On paper, it's an income investor's dream. Real estate investment trust W.P. Carey (NYSE:WPC) has increased its dividend every quarter since nearly the beginning of this century.

That's an impressive streak, but of course there are other factors besides a dividend to consider when looking at a stock. Let's look at some of the major ones to see if W.P. Carey is a buy for reasons alongside that levitating payout.

A different kind of REIT
Another element that sets W.P. Carey apart from its perhaps more prominent equity REIT peers is its diversification.

In the recent past, company management has opined that commercial real estate in the U.S. doesn't have as bright a future as it does in other parts of the world. As a result, over one-third of W.P. Carey's portfolio was located abroad, as of late last year. Its American properties, meanwhile, were spread fairly evenly throughout this country.

The REIT also doesn't lean too heavily on one type of property. Office real estate topped the list at roughly 30% of the portfolio, industrial is 25%, while warehouse and retail are in the teens.

Additionally, W.P. Carey brings in revenue as a creator and manager of non-traded REITs. That's not only atypical in the industry, it also acts as a hedge of sorts against the direct, traditional own-and-lease model for equity REITs.

This level of diversification has its advantages, but also its shortfalls. In theory, it insulates against a sudden drop in any one market or segment, of course, but at the same time limits upside.

Let's see how that approach works in practice, particularly when matched against the more focused approach of retail REITs Realty Income (NYSE:O), and National Retail Properties (NYSE:NNN):

WPC Funds from Operations (Quarterly) Chart

WPC Funds from Operations (Quarterly) data by YCharts

W.P. Carey's growth in quarterly funds from operations -- arguably the most important profitability metric for REITs -- trumps that of both Realty Income and National Retail Properties. That difference is even more pronounced for the three companies' top line figure.

WPC Revenue (Quarterly) Chart

WPC Revenue (Quarterly) data by YCharts

On the down side, W.P. Carey is more fond of debt financing, when we match its borrowings against total assets.

WPC Debt To Assets (Annual) Chart

WPC Debt To Assets (Annual) data by YCharts

The REIT's total debt rose notably in fiscal 2015, increasing by nearly 10% from the previous year to almost $4.5 billion. It wasn't the only one to show a double-digit gain -- National Retail Properties saw a 13% increase over that stretch of time to just under $2 billion. On the flip side, Realty Income reduced its stack a bit, to $4.8 billion.

But W.P. Carey's trajectory is much steeper. Here's how those borrowings have developed so far this decade:

WPC Total Long Term Debt (Annual) Chart

WPC Total Long Term Debt (Annual) data by YCharts

High REITurns
Of course, since REITs are essentially required to pay out the bulk of their earnings as dividends, the size and strength of their payouts are critically important to investors.

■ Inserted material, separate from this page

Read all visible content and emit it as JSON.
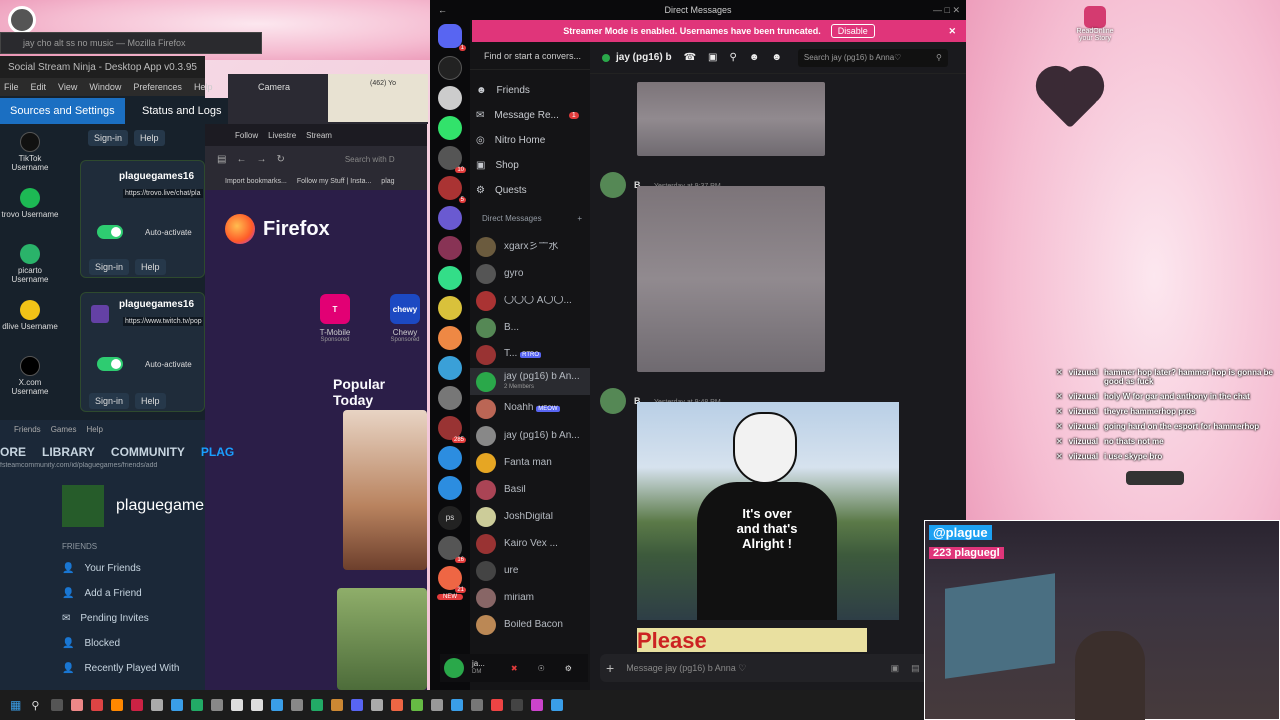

Due in no small measure to restructuring measures that are under consideration -- more on this in a moment -- W.P. Carey's stock price has trailed that of its two brothers so far this year, thus its dividend yield has risen.

Just now it stands at 6.3%, quite far above the 3.8% currently sported by both Realty Income and National Retail Properties.

But then again, the latter two REITs are not, as far as we're aware, considering a split into three component parts. That's what now-departed CEO Trevor Bond admitted late last year. In announcing his resignation in February, the company wrote that it is "continuing to review a range of strategic alternatives." So this obviously remains a possibility.

Either way, the future's a little cloudy for W.P. Carey just now.

I don't, however, think that makes it a stock to avoid. Many of the company's fundamentals are strong and encouraging, and despite a debt situation that I wouldn't mind seeing improved, the company has a business profile that is effective and unique for its industry. And I think it'll continue to do well, assuming it's not dashed apart too haphazardly.

So it's a good stock that looks cheap, but -- given the uncertainty hanging over it -- perhaps it's only suitable for investors with a higher-than-average appetite for risk.

This article represents the opinion of the writer, who may disagree with the “official” recommendation position of a Motley Fool premium advisory service. We’re motley! Questioning an investing thesis -- even one of our own -- helps us all think critically about investing and make decisions that help us become smarter, happier, and richer.